Viola Davis Is Redefining What it Means to Be a Black Woman on TV “Out of Necessity
Article taken from InStyle.
At the 71st Emmy Awards on September 22, Viola Davis appeared as a presenter and a nominee for her role in How To Get Away With Murder. The actress wore a black-and-white Alberta Ferretti gown she had paired with platform New Balance sneakers to TV’s biggest night, proving that she remains an innovator. Davis’ journey at the Emmys began in 2015 when she became the first woman of color to win in the lead actress category, for her role in HTGAWM, on which she’s also a producer — a dual, on-and-offscreen role she says came “out of necessity.”

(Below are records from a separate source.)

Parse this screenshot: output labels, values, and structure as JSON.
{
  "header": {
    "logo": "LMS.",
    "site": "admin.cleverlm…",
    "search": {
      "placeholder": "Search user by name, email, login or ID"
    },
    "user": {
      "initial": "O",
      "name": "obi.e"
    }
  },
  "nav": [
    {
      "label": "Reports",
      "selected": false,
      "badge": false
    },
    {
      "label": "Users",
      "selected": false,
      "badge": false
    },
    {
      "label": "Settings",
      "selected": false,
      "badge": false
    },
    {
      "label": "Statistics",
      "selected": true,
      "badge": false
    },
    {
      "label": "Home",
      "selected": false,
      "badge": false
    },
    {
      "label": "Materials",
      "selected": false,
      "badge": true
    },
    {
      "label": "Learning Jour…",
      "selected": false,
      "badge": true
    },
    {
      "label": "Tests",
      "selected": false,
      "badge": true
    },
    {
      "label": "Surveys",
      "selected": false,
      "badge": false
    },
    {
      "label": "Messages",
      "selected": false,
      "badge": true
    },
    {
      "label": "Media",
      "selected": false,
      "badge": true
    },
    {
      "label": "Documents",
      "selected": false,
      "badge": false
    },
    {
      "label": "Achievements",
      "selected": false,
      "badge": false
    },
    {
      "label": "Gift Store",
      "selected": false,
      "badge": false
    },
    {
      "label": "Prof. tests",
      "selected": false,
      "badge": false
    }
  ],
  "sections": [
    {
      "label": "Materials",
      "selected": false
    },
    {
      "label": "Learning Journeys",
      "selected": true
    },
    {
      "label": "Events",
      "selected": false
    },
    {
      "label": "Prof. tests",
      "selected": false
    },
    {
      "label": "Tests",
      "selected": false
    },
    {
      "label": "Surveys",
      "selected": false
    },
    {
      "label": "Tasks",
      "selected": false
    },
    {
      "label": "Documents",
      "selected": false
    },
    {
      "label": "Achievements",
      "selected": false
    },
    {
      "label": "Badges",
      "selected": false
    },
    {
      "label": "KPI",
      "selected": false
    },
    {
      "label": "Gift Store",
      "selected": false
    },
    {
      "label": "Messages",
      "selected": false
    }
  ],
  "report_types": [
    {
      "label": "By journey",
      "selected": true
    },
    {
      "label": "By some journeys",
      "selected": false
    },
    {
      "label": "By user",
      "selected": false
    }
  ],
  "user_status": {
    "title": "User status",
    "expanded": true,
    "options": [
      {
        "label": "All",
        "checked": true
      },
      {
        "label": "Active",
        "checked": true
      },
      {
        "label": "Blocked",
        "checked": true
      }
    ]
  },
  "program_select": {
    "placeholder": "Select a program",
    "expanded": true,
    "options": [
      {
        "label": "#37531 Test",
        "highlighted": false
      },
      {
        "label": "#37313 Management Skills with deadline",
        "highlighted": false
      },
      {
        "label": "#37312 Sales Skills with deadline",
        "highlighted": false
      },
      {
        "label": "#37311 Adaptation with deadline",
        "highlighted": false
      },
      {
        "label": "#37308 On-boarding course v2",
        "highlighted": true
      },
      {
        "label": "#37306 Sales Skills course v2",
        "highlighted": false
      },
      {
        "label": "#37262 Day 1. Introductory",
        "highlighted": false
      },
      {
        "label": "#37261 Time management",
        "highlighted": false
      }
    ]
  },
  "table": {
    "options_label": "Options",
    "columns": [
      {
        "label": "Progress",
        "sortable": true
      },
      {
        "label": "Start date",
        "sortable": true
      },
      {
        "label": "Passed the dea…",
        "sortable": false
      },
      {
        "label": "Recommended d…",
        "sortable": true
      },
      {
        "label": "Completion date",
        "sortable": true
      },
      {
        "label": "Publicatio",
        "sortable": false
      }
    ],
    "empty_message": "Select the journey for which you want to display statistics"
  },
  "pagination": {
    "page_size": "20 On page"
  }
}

“I’m fighting for something bigger than myself, and when you do that, it’s amazing how you find your voice more,” she told InStyle on the set of How to Get Away With Murder, which will soon begin airing its sixth and final season. With the character Annalise Keating, she hopes to tell stories through which “people can redefine what it means to be a dark-skinned Black woman, where we’re not just always holding the baby, wearing aprons, cussing someone out or being the best friend with wise words of wisdom. It’s that lack of knowledge in putting myths out there and continuing them and seeing how destructive they have been within our community,” she said.
Part of this break from the expected formula means that she’s exploring topics like murder, deceit, and guilt through her character on the Shonda Rhimes-produced thriller created by Peter Nowalk. Of course, she rounds out the character with a humanity that keeps viewers connected to the fictional thriller.
“After watching the first episode, my vision of Annalise totally changed,” Nowalk told InStyle. “I saw layers in Annalise I hadn’t yet imagined — the wounded pride, the desperation to be heard, the vulnerable desire to be loved. Viola can play all of that without dialogue, so there’s really no way to articulate just how much she contributed to this role.”
It was in Davis’ first conversation with Nowalk that she pitched the unforgettable scene where Annalise peels off her wig, lashes and makeup, revealing her natural side, and says the jaw-dropping line, “Why is your penis on a dead girl’s phone?”
“It was a beautiful and freeing moment, especially for me as a woman of color,” said Amirah Vann, who joined the series in Season 4 as Tegan Price. “You saw this woman in Annalise be at peace in her truth and still maintain a power and strength. And then you see this woman in Viola who had no problem in taking her wig off and showing her natural bareness.”
As the newly minted face of L’Oréal Paris, Davis is exploring that openness with beauty — and exploring and valuing different definitions of beauty — in more than one facet of her career.
“When there is an absence of being seen that’s the biggest statement, and when you are seen and you’re in the background, that’s another huge statement,” said Davis. “That invisibility cloak immediately dictates that we are being devalued.” Putting herself and her beauty front-and-center on HTGAWM, while starring in real-world beauty campaigns, surely contribute to that invisibility cloak coming off.
In subtle ways, Annalise’s standout outfits also describe her growth from season to season, thanks to the genius of Lyn Paolo, the show’s costume designer.
“I like to think of Annalise putting little thought into what she’s wearing, but instead having an instinctive level of taste,” Paolo told InStyle.
You may have noticed last season that Annalise’s outfits had transitioned from dresses and pantsuits to less heels and more ankle boots and suede and leather leggings. This was an intentional decision as Davis, Paolo and Nowalk agreed that Annalise had entered a chapter of newfound strength after arguing her case in the Supreme Court.
While those watching may beg to differ, Nowalk still says, “I have no idea if anything’s changed in the actual world [because of the show]. But what I do know is how proud I am to write characters who, regardless of their labels, get to be messy, imperfect, and often terrible. Annalise is pathologically selfish. Connor chopped up a body. Laurel’s family acts out of greed. These are all characters with minority identities, and never once have I felt pressure to make them ‘good examples’ for their community. Sometimes they’re bad examples, and that’s the point.”
Although the show’s narrative is around trying to get away with murder through lies and deceit, its characters who blur the lines between good and bad make it relatable, and help it communicate a message to the viewing public.
“People have an idea of what it looks like to rise from the ashes,” said Davis, who also runs a production company, JuVee Production, with her husband Julius Tennon. “The biggest myth that keeps us in the ashes is thinking that after you do the work, you wake up one day and you have your happy ending. People are blinded by what they see in movies and television,” she said. “That’s not realistic growth. Growth, sometimes, is just going from A to B with the realization that it’s enough to get you from one leap pad to the next.”
In this final killer season, Davis is looking for personal growth with Annalise that is equal to how far in the hole she is. “Baby steps are big steps” and that’s something every viewer can digest into their own walk of life.